After retiring from the barn, she spent time visiting with and taking pictures of her grandchildren. When not riding up and down the highway between Florida and northern Virginia and Richmond, she enjoyed quiet time at home gardening, cooking, and doing crossword and jigsaw puzzles that would stump a bona fide genius. And as anyone who ever had the opportunity to play Scrabble with her can attest, she was a formidable and lively opponent, never afraid to take a chance or have a laugh at her own expense during a game.

She spent the final years of her life ensconced in family, seeing friends as often as she could, and always enjoying the company of both. In her 85 years, she touched and changed and shaped too many lives to count. She will be greatly missed by many, but her memory will be forever cherished by all who knew her.


  • A celebration of life Saturday, October 12, 2019


Sybil Ellen Ward

have a memory or condolence to add?

Susan Hurley

October 11, 2019

I have very fond memories of Aunt Sybil and time spent with her. I hope that your memories will be of some comfort to all of you during this time. I plan see you at the service.


Marylou Espinosa
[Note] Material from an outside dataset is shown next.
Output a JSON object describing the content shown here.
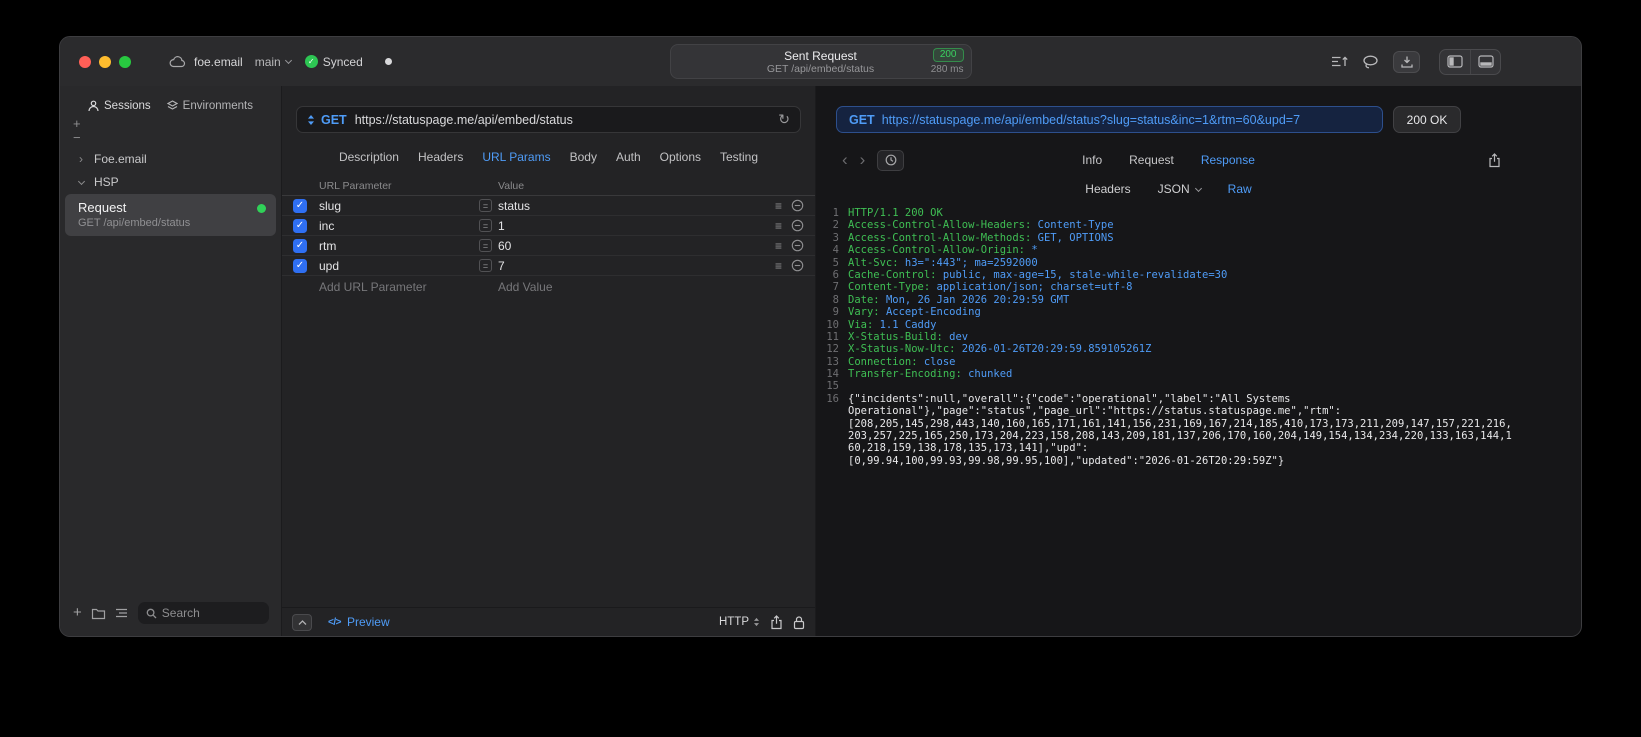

October 9, 2019

Dear Karen,

I’m thinking about you at this sad time. I’m praying for you to get the strength from God during this challenging time. Your mom will always be with you, looking after you from heaven.
With sympathy,

Veronica Porrata

October 9, 2019

Dear Karen,
You and your family are in our thoughts and prayers.
We want you to know you are in the hearts of those who care and love you.

With our deepest condolences,
Carlos & Veronica Porrata

Jean Woodson

October 9, 2019

David, Karen & Pam,
Your Mom was a dear friend for so many years and I will miss her. We shared so many happy times and a few sad ones too and she was always there when you needed someone to just be there. May all your wonderful memories you share help you through this difficult time and know that she was loved by so many and we are all better for having had her in our lives.
Jean Woodson

Leslie Morris

October 7, 2019

Dear Karen, Pam and David and your families,

Edie and I are just 2 of the many barn kids that will never forget your mother. She was a wonderful lady that touch so many lives. I can remember many a day sitting with her in her office and just talking about life. She even opened her home to me and I stayed in Pam's room while the apartment above the barn lounge was being built. There were a few nights of babysitting David, so I hope I helped out a bit... My cooking wasn't exactly stellar when I tried to help by cooking a meal. I always felt like part of the family. The Stillmeadows years will always be a fond memory for me and your mom was a big part of that.
I will always be grateful that I got to visit with Sybil at the 30 year barn reunion. Please know that I am thinking of you all and I hope that time and prayers will heal your hearts.